> [TASK DIRECTIONS]:
From the records below, take each line where the string "this" shows up and copy it.
━━━━━━━━━━
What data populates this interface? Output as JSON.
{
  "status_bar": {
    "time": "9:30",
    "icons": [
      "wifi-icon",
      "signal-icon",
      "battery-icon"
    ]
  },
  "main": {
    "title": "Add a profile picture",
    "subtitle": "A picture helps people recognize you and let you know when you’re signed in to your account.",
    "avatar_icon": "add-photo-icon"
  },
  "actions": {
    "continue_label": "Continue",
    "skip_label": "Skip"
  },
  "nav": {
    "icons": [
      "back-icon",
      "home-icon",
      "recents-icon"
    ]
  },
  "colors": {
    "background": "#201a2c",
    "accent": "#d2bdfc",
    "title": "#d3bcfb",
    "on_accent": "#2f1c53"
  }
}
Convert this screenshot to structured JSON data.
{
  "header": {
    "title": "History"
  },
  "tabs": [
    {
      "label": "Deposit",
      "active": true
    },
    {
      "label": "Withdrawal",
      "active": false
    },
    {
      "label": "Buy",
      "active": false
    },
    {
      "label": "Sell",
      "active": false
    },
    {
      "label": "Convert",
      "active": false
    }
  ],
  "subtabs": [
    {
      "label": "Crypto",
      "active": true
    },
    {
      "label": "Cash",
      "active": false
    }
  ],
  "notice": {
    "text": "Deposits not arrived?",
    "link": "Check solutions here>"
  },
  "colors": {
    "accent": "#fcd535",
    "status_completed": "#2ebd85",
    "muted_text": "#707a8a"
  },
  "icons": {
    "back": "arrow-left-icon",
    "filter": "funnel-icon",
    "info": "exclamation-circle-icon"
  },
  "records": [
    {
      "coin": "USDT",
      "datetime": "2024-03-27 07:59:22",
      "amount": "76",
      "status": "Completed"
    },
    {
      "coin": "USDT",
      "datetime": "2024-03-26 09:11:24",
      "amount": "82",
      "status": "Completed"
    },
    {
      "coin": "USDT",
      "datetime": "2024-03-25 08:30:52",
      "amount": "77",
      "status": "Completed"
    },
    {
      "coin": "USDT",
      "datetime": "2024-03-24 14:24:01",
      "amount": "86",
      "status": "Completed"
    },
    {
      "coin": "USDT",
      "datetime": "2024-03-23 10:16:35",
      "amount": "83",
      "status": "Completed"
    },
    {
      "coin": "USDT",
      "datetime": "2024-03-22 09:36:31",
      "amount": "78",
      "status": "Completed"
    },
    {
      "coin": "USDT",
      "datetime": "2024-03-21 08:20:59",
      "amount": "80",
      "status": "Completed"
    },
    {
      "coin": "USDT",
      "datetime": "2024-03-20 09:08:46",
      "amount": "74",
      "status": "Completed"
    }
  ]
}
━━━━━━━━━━
> [SOLUTION TO THE PROBLEM]:
What data populates this interface? Output as JSON.
Convert this screenshot to structured JSON data.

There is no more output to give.